More than 30,000 people showed up on the first day of the program, with the Sunday News reporting that the Park City site was the busiest. Health officials said they "would've been thrilled with 20,000," so reality certainly exceeded expectations.
The next day was even better - nearly 57,000 people - and the final day, Monday June 4, was the best by far, with 61,021 county residents being inoculated. The total for the three-day drive was 147,849.
"It's just a tremendous success," state health department spokesman Bruce Reimer said. He added that the three-day mass vaccination program inoculated about 43 percent of eligible recipients - and that number didn't take into account the many more who opted to get the vaccine from their family doctors instead of waiting in lines with hundreds of other people.
Still, the process ran smoothly, and wait times stayed well under an hour.
Jack Klock, the state-level coordinator of the program, had this to say as the immunization drive wrapped up:
"This is the best planned and best executed health program I've ever been involved in. Lancaster County can be proud."
As the representative of the state health department and the CDC packed up to head home, a low-key presence remained, working over the next two weeks to continue vaccinating any members of the Amish community who were willing.
In all, this quiet program that ran in undisclosed locations, separate from the hustle and bustle of the main vaccination sites, inoculated more than 7,000 of Lancaster County's 12,000 Amish people.
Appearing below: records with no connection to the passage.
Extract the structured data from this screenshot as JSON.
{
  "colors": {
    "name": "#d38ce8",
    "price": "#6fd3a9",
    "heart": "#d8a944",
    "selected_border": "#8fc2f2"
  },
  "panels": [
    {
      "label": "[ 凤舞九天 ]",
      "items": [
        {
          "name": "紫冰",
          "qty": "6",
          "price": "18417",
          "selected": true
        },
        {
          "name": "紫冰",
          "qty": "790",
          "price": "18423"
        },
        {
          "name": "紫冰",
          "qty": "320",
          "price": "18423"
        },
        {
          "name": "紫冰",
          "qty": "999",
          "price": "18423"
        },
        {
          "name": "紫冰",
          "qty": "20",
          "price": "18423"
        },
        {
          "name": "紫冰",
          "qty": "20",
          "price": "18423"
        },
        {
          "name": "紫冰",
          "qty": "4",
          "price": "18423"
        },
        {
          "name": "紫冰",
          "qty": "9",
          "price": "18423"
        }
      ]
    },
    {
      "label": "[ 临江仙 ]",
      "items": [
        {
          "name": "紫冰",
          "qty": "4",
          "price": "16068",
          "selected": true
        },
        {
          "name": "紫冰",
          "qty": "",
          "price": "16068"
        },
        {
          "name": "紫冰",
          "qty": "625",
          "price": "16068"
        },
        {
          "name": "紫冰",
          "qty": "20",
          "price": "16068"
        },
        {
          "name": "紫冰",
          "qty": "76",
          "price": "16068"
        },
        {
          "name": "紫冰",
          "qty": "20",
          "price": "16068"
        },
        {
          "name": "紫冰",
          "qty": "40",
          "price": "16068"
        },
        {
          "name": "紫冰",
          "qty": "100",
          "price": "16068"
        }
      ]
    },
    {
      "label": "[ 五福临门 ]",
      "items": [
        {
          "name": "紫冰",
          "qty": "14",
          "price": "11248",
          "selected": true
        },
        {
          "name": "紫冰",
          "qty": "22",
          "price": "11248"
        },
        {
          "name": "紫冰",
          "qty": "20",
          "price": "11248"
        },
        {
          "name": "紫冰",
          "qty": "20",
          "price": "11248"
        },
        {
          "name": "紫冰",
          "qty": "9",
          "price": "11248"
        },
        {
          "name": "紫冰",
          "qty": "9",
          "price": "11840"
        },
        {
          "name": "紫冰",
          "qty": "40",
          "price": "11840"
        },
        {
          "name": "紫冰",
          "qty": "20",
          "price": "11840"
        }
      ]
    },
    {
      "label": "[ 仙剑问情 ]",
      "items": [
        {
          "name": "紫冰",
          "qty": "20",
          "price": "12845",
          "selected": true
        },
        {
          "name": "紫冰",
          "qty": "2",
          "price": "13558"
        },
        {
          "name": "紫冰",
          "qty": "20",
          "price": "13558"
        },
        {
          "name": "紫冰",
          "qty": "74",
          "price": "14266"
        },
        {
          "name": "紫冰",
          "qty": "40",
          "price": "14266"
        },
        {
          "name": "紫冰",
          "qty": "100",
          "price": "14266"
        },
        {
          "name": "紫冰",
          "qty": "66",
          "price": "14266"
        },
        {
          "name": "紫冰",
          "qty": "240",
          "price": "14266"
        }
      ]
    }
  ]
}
Even more Amish families opted to receive the vaccine from their family doctors, often in their homes.
Not counting the numerous asymptomatic or mild cases, only three Lancaster County residents were struck by the disease in 1979 before the vaccination effort got it under control.
The 1979 Pennsylvania outbreak was the last appearance of polio anywhere in the United States.